As apartment buildings go, this one was always intended to be more than just a roof, a view and an in-unit washer and dryer.
High expectations surrounded the construction of the first Hospital Hill Campus student housing project by the University of Missouri-Kansas City. The new structure is supposed to help draw the most talented future nurses, dentists, pharmacists and physicians to study and practice in Kansas City; stabilize an evolving neighborhood; stimulate spinoff development; promote increased student traffic between UMKC’s two campuses; and help break down a generations-old racial barrier.
State and city dignitaries, neighborhood leaders, university officials, faculty, staff and students gathered at the Hospital Hill Apartments for a grand opening celebration and delivered their verdict: Mission accomplished.
Developer Hugh Zimmer, one of the leaders of the Beacon Hill Development Corporation that built the project, summed up the group’s feelings about the realization of a long-held “dream” to restore a once-proud and stable middle-class neighborhood called Beacon Hill.
“Since the groundbreaking for this project, 12 additional new homes have been completed and 10 additional lots have been sold, and 28 additional lots will be available for sale in the next few months,” Zimmer said.
A healthy-food grocery sponsored by Truman Medical Centers and a boutique hotel are in the planning stages; and the apartments are filled with a diverse mix of bright, eager students – 60 percent of whom take all or most of their classes at the UMKC Volker Campus four miles away.
Vaishnaui Vaidyanathan, MS 3, moved into the new apartment complex in August and now serves as a resident assistant. Vaidyanathan said she appreciated the convenience of living near the medical school and hospital and for her classes and clinical rotations.
“I really like living here,” Vaidyanathan said. “Being close to my classes at the med school is really nice. I can study at the med school and if it’s late, I don’t have very far to go to get back to my room at night.”
She said she also likes the diversity of the student body in the apartments.
“I like the apartments not beacuse they’re new but because there are so many different people here,” she said. “My roommate is a pharmacy student, so there is interaction with a diverse group of students. I’ve already met so many different people.”
A procession of speakers representing a variety of stakeholders participated in a ribbon-tying ceremony, as opposed to a ribbon-cutting. UMKC Chancellor Leo E. Morton explained the symbolism.
“Today is all about tying things together. We’re tying city and state, campus and community, east side and west side, business and government,” Morton said. “This building is a statement about what we can accomplish when we come together.”
Missouri Secretary of State Jason Kander said the building is a key addition to a Hospital Hill district that is the epicenter of a growing industry vital to Kansas City’s future – health care.
“UMKC is one of the bedrocks of Kansas City. Everybody knows that,” Kander said. “This will help UMKC to attract and educate students who will work in that vital industry.”

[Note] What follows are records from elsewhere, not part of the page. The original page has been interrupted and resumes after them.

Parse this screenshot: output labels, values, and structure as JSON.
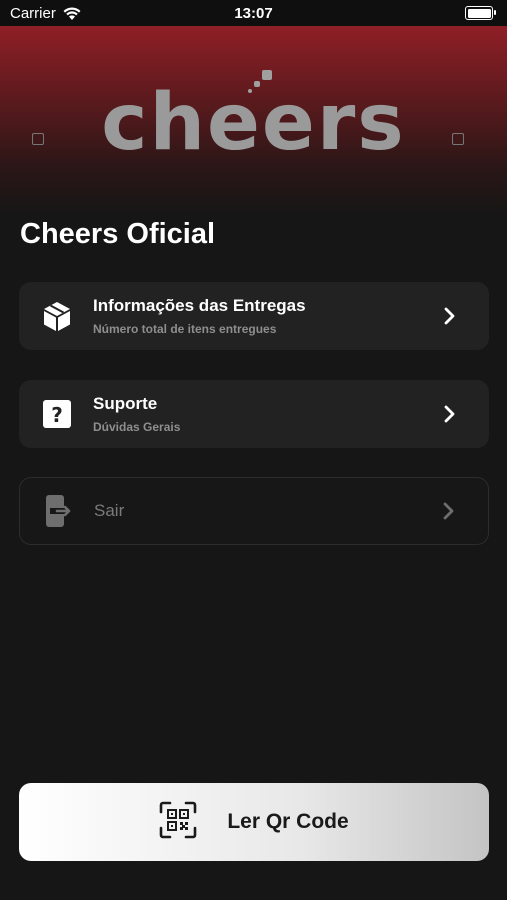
{
  "status_bar": {
    "carrier": "Carrier",
    "time": "13:07"
  },
  "brand": {
    "logo_text": "cheers"
  },
  "page": {
    "title": "Cheers Oficial"
  },
  "menu": [
    {
      "title": "Informações das Entregas",
      "subtitle": "Número total de itens entregues",
      "icon": "box-icon",
      "enabled": true
    },
    {
      "title": "Suporte",
      "subtitle": "Dúvidas Gerais",
      "icon": "question-icon",
      "enabled": true
    },
    {
      "title": "Sair",
      "subtitle": "",
      "icon": "logout-icon",
      "enabled": false
    }
  ],
  "qr_button": {
    "label": "Ler Qr Code",
    "icon": "qr-scan-icon"
  },
  "colors": {
    "accent": "#8f1f26",
    "background": "#161616",
    "card": "#222223"
  }
}
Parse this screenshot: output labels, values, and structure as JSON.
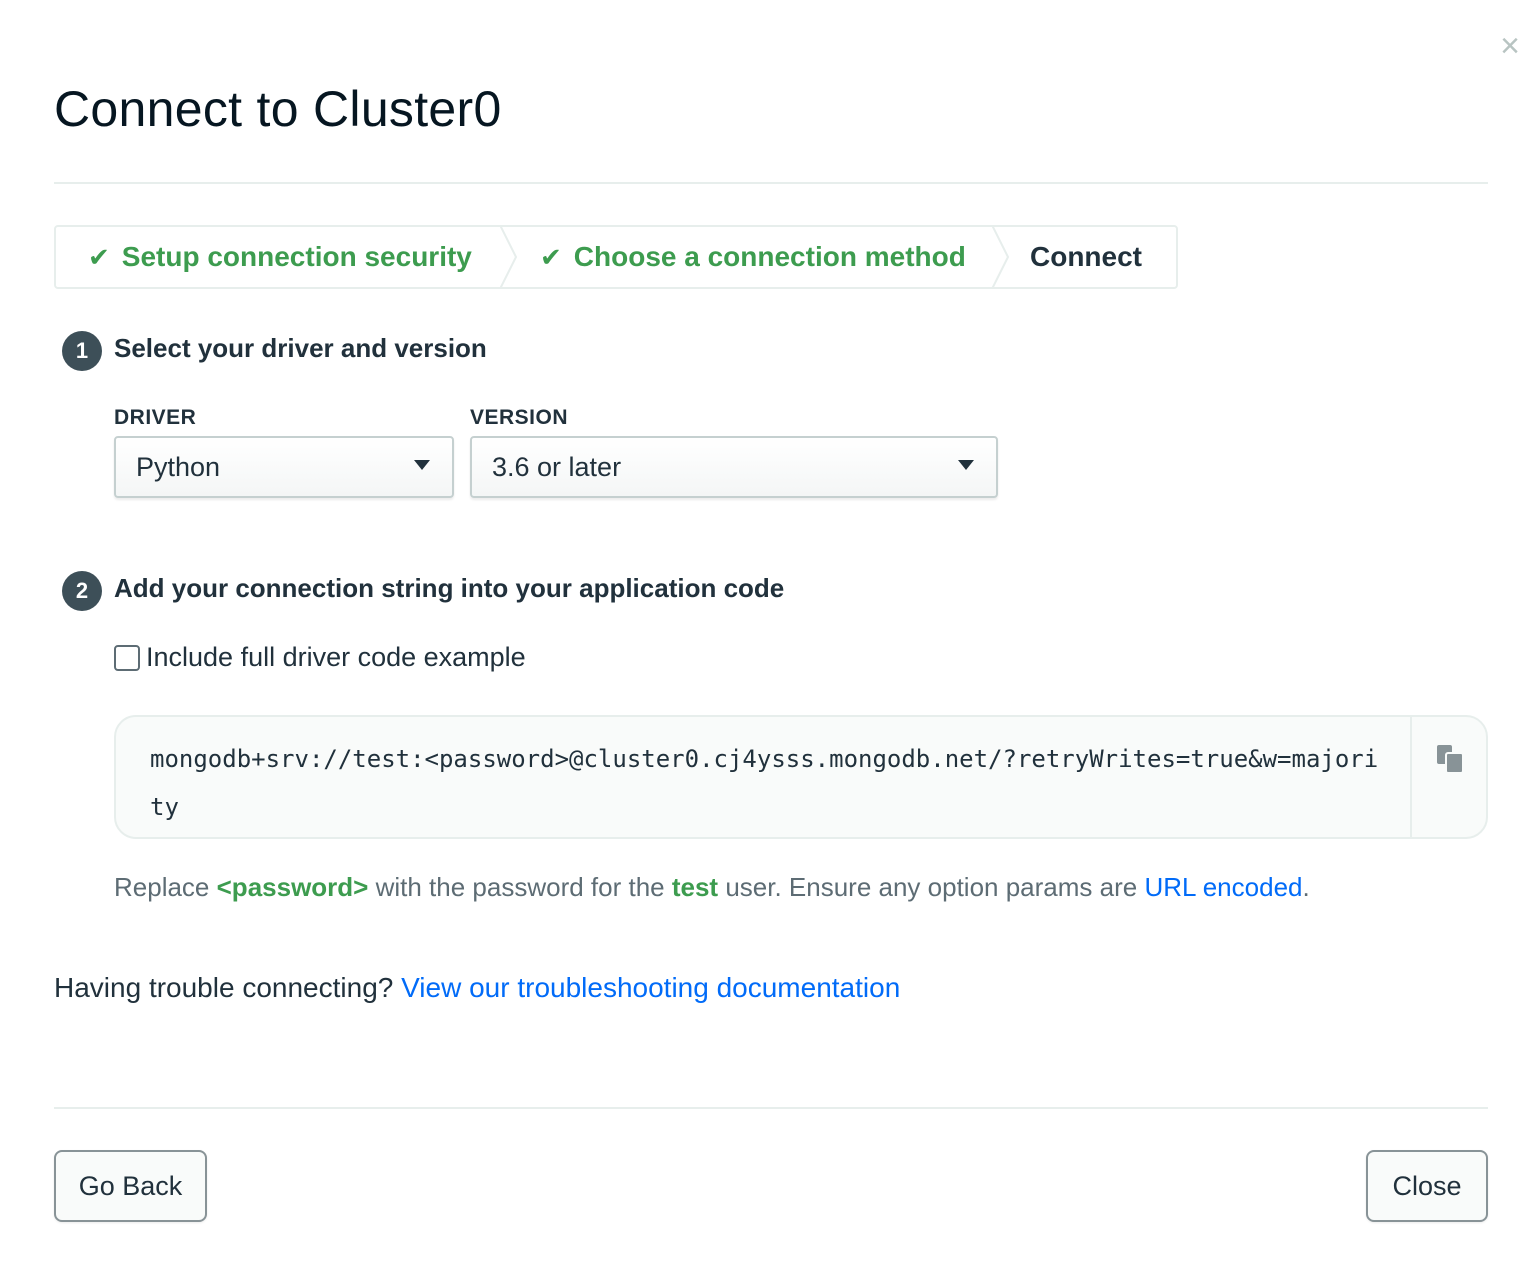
{
  "dialog": {
    "title": "Connect to Cluster0",
    "close_icon": "×"
  },
  "steps": [
    {
      "label": "Setup connection security",
      "status": "done"
    },
    {
      "label": "Choose a connection method",
      "status": "done"
    },
    {
      "label": "Connect",
      "status": "current"
    }
  ],
  "icons": {
    "check": "✔"
  },
  "section1": {
    "number": "1",
    "heading": "Select your driver and version",
    "driver_label": "DRIVER",
    "driver_value": "Python",
    "version_label": "VERSION",
    "version_value": "3.6 or later"
  },
  "section2": {
    "number": "2",
    "heading": "Add your connection string into your application code",
    "checkbox_label": "Include full driver code example",
    "checkbox_checked": false,
    "connection_string": "mongodb+srv://test:<password>@cluster0.cj4ysss.mongodb.net/?retryWrites=true&w=majority",
    "note": {
      "part1": "Replace ",
      "password_token": "<password>",
      "part2": " with the password for the ",
      "user_token": "test",
      "part3": " user. Ensure any option params are ",
      "link_text": "URL encoded",
      "part4": "."
    }
  },
  "trouble": {
    "text": "Having trouble connecting? ",
    "link_text": "View our troubleshooting documentation"
  },
  "footer": {
    "back_label": "Go Back",
    "close_label": "Close"
  },
  "colors": {
    "success_green": "#3d9c4f",
    "link_blue": "#016bf8",
    "badge_gray": "#3d4f58"
  }
}
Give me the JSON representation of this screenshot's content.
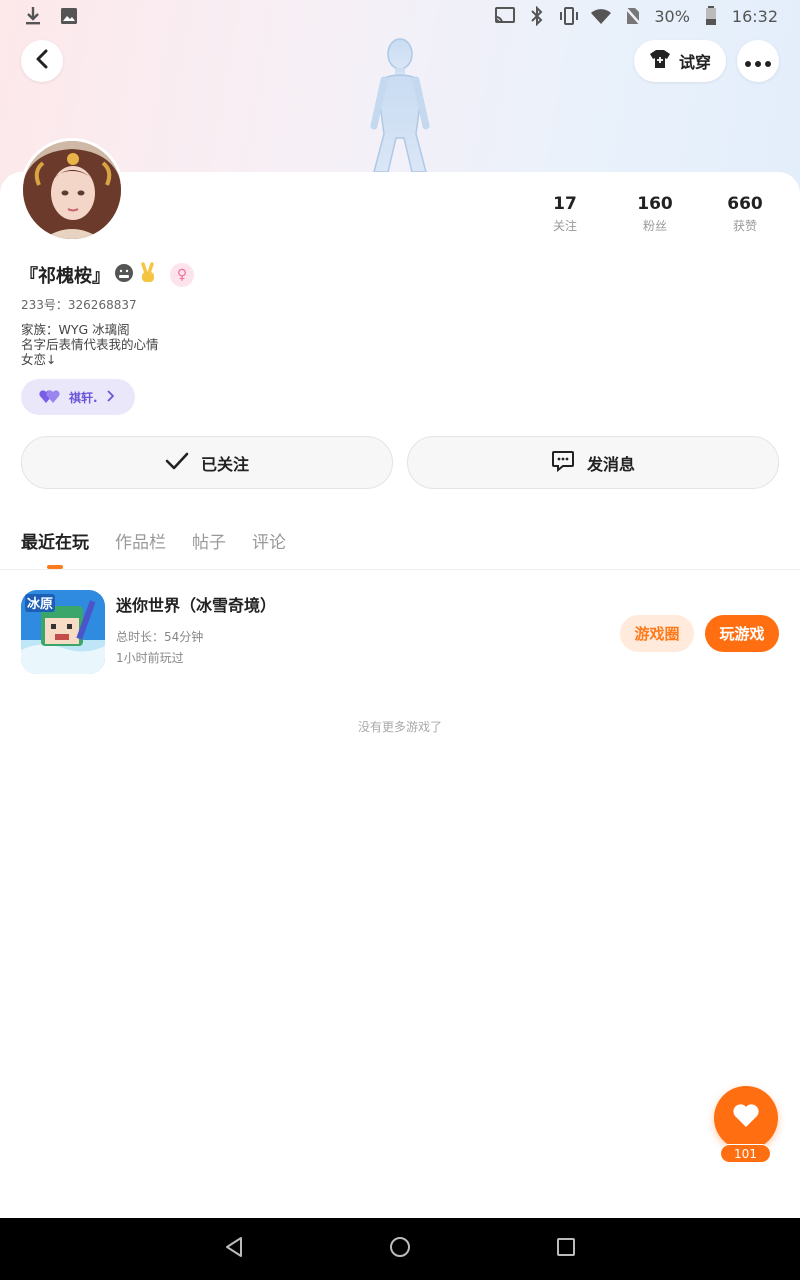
{
  "status_bar": {
    "battery": "30%",
    "time": "16:32"
  },
  "header": {
    "tryon_label": "试穿"
  },
  "profile": {
    "nickname": "『祁槐桉』",
    "gender_symbol": "♀",
    "uid": "233号：326268837",
    "bio_lines": [
      "家族：WYG 冰璃阁",
      "名字后表情代表我的心情",
      "女恋↓"
    ],
    "cp_label": "祺轩."
  },
  "stats": [
    {
      "value": "17",
      "label": "关注"
    },
    {
      "value": "160",
      "label": "粉丝"
    },
    {
      "value": "660",
      "label": "获赞"
    }
  ],
  "actions": {
    "follow_label": "已关注",
    "message_label": "发消息"
  },
  "tabs": [
    {
      "label": "最近在玩",
      "active": true
    },
    {
      "label": "作品栏",
      "active": false
    },
    {
      "label": "帖子",
      "active": false
    },
    {
      "label": "评论",
      "active": false
    }
  ],
  "games": [
    {
      "title": "迷你世界（冰雪奇境）",
      "playtime": "总时长：54分钟",
      "last_played": "1小时前玩过",
      "icon_text": "冰原",
      "circle_label": "游戏圈",
      "play_label": "玩游戏"
    }
  ],
  "empty_note": "没有更多游戏了",
  "like_count": "101",
  "colors": {
    "accent": "#ff6f12",
    "accent_soft": "#ffeadc",
    "cp_purple": "#6a55d8"
  }
}
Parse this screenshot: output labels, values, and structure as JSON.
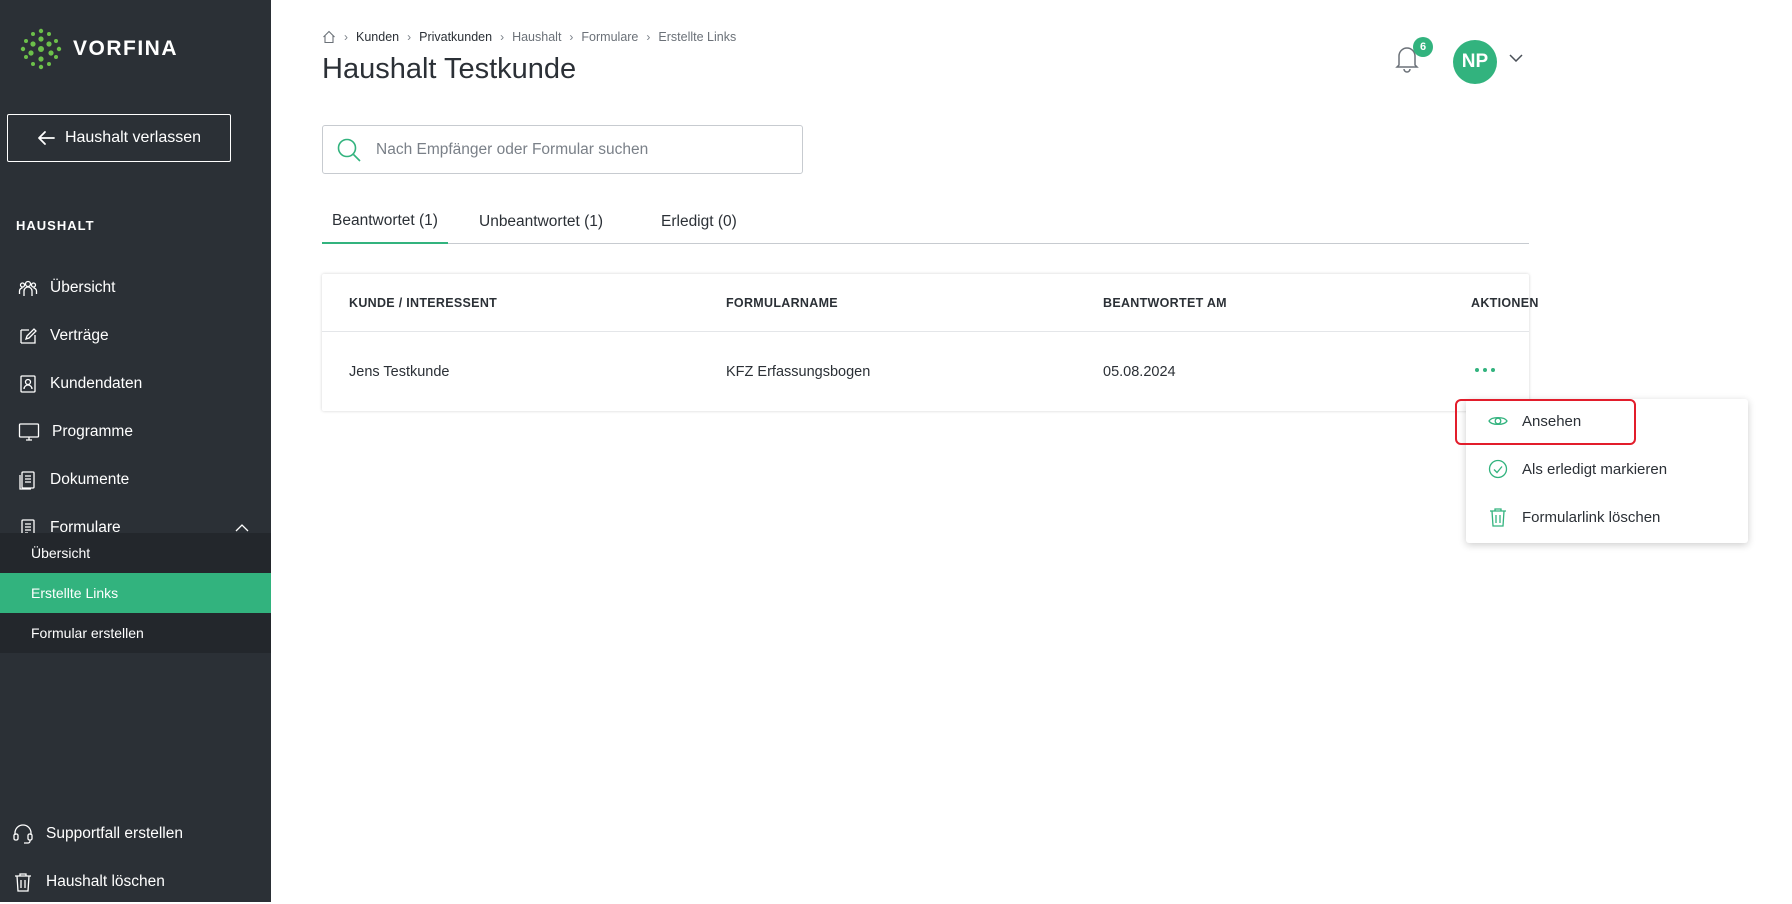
{
  "brand": {
    "name": "VORFINA",
    "accent": "#32b37e",
    "sidebar_bg": "#2b3036"
  },
  "sidebar": {
    "leave_button": "Haushalt verlassen",
    "section_label": "HAUSHALT",
    "items": [
      {
        "label": "Übersicht",
        "icon": "people-icon"
      },
      {
        "label": "Verträge",
        "icon": "edit-icon"
      },
      {
        "label": "Kundendaten",
        "icon": "contact-card-icon"
      },
      {
        "label": "Programme",
        "icon": "monitor-icon"
      },
      {
        "label": "Dokumente",
        "icon": "document-icon"
      },
      {
        "label": "Formulare",
        "icon": "form-icon",
        "expanded": true
      }
    ],
    "sub_items": [
      {
        "label": "Übersicht",
        "active": false
      },
      {
        "label": "Erstellte Links",
        "active": true
      },
      {
        "label": "Formular erstellen",
        "active": false
      }
    ],
    "bottom_items": [
      {
        "label": "Supportfall erstellen",
        "icon": "headset-icon"
      },
      {
        "label": "Haushalt löschen",
        "icon": "trash-icon"
      }
    ]
  },
  "breadcrumb": [
    "Kunden",
    "Privatkunden",
    "Haushalt",
    "Formulare",
    "Erstellte Links"
  ],
  "page_title": "Haushalt Testkunde",
  "header": {
    "notification_count": "6",
    "avatar_initials": "NP"
  },
  "search": {
    "placeholder": "Nach Empfänger oder Formular suchen",
    "value": ""
  },
  "tabs": [
    {
      "label": "Beantwortet (1)",
      "active": true
    },
    {
      "label": "Unbeantwortet (1)",
      "active": false
    },
    {
      "label": "Erledigt (0)",
      "active": false
    }
  ],
  "table": {
    "columns": [
      "KUNDE / INTERESSENT",
      "FORMULARNAME",
      "BEANTWORTET AM",
      "AKTIONEN"
    ],
    "rows": [
      {
        "kunde": "Jens Testkunde",
        "formular": "KFZ Erfassungsbogen",
        "datum": "05.08.2024"
      }
    ]
  },
  "actions_menu": {
    "items": [
      {
        "label": "Ansehen",
        "icon": "eye-icon"
      },
      {
        "label": "Als erledigt markieren",
        "icon": "check-circle-icon"
      },
      {
        "label": "Formularlink löschen",
        "icon": "trash-icon"
      }
    ],
    "highlight_color": "#e21d2b"
  }
}
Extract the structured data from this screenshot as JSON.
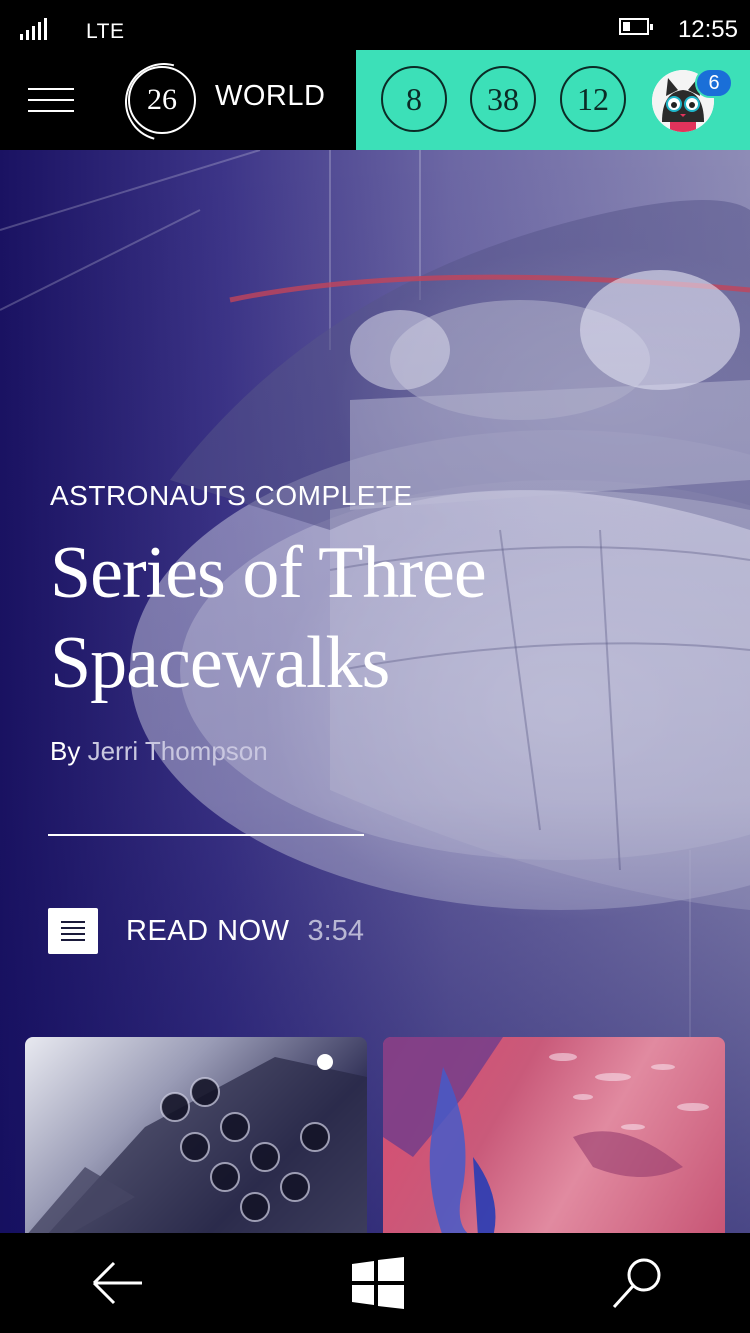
{
  "status_bar": {
    "network": "LTE",
    "time": "12:55"
  },
  "header": {
    "day_number": "26",
    "section": "WORLD",
    "stats": [
      "8",
      "38",
      "12"
    ],
    "notification_count": "6",
    "accent_color": "#3ce0b8"
  },
  "article": {
    "kicker": "ASTRONAUTS COMPLETE",
    "title_line1": "Series of Three",
    "title_line2": "Spacewalks",
    "by_label": "By",
    "author": "Jerri Thompson",
    "read_label": "READ NOW",
    "read_time": "3:54"
  },
  "icons": {
    "menu": "hamburger-icon",
    "read": "document-icon",
    "back": "back-arrow-icon",
    "home": "windows-icon",
    "search": "search-icon"
  }
}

Mayor Sly James added that the building is both “an exciting milestone for UMKC and for this entire community,” as well as an amenity that will help to attract and keep highly talented young people from around the region and country to Kansas City.
Juan Garcia, president of the UMKC Student Government Association, said completion of UMKC’s fourth student housing building represents an evolutionary change for the university’s student body.
“We have more students living on-campus or within walking distance in community rental housing, than ever before,” Garcia said.
“No longer is UMKC merely the school that recedes in your rear-view mirror after class, as you drive back to your other life. As students, we are making our home here, in great neighborhoods that are part of a great city – a city that many of us will continue to call home after graduation.”
Tim Wolfe, president of the University of Missouri System, said the building is an example of “leadership in action.”
“We are seeing the fruits of leadership from a city and a state, from a university and a private sector business partnership, and from a community that cares,” Wolfe said. “The Board of Curators of the University of Missouri, in particular, deserves credit for their leadership. The board insisted on market rate development agreements in order to spur additional development in the surrounding area. The result is progress in health, in economic development and in neighborhood renewal.”
Morton singled out Nikki Krawitz, the longtime vice president for finance and administration for the University of Missouri System.
“It was her leadership, determination and effort that made today possible. Thank you, Nikki,” Morton said. “I am proud to stand here with so many people who contributed to this project, and to be representing Kansas City’s university. Today we demonstrate the full meaning of that phrase. This is what it means to be Kansas City’s university.”